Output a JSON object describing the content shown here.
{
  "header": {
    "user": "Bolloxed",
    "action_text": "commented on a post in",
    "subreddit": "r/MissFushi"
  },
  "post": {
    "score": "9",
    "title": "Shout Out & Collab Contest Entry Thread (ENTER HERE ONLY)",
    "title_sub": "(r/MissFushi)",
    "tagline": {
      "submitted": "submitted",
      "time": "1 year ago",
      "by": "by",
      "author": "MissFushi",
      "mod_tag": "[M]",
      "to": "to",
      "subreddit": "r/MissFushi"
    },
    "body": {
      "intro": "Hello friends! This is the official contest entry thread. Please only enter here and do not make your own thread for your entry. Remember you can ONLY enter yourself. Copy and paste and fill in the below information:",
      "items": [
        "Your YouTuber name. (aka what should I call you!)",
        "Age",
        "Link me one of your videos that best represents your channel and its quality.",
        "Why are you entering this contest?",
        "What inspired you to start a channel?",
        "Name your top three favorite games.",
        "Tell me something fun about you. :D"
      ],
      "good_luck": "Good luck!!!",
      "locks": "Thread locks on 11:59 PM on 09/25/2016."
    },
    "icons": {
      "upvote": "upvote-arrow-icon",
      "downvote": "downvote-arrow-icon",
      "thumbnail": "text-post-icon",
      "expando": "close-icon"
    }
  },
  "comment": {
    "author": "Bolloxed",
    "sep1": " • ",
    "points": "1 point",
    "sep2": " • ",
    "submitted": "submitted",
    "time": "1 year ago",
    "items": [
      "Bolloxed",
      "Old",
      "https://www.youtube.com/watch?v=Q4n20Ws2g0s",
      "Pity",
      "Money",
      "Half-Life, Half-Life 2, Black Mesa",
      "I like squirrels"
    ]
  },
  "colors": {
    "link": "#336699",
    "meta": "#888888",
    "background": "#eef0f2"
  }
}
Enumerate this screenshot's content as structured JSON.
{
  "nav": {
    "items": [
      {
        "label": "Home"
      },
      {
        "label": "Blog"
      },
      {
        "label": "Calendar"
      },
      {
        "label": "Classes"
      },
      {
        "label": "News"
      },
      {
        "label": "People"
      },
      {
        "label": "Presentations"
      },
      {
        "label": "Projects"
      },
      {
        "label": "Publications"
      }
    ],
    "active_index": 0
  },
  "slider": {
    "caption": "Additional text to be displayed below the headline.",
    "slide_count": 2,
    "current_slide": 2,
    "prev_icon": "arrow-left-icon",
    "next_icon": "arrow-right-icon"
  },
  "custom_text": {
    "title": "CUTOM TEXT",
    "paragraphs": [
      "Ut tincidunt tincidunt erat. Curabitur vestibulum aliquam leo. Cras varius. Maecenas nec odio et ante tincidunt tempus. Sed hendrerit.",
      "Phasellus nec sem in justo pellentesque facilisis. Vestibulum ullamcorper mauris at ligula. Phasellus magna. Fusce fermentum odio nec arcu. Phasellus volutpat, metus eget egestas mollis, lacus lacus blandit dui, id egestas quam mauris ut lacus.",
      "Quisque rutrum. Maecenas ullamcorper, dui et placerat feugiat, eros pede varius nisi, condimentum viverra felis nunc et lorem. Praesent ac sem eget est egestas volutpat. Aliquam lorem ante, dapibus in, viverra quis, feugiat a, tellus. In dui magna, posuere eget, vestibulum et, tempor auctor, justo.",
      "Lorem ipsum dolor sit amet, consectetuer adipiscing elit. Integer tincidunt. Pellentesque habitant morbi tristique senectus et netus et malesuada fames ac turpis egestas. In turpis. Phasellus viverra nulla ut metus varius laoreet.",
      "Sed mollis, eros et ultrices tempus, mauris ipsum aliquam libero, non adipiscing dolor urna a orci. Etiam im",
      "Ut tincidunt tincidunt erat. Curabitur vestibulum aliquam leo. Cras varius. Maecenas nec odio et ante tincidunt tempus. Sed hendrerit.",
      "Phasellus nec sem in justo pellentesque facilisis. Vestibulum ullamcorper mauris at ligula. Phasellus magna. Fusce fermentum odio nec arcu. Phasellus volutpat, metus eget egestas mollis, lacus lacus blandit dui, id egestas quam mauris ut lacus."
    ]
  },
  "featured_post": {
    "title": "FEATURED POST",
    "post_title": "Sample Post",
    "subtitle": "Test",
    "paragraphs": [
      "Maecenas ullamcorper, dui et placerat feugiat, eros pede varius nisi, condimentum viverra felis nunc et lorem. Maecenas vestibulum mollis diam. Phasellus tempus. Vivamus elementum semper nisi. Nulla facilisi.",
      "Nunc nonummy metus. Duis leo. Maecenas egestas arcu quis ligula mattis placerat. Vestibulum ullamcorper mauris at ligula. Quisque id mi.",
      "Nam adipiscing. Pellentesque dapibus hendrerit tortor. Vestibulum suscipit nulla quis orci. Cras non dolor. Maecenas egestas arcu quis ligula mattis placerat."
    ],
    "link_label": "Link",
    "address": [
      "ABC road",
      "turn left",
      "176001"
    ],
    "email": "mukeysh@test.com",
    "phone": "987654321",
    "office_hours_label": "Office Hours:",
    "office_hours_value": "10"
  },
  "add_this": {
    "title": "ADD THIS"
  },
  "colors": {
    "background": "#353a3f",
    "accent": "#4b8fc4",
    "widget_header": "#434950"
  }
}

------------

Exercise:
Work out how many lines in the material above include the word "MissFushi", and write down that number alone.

Exercise result:
4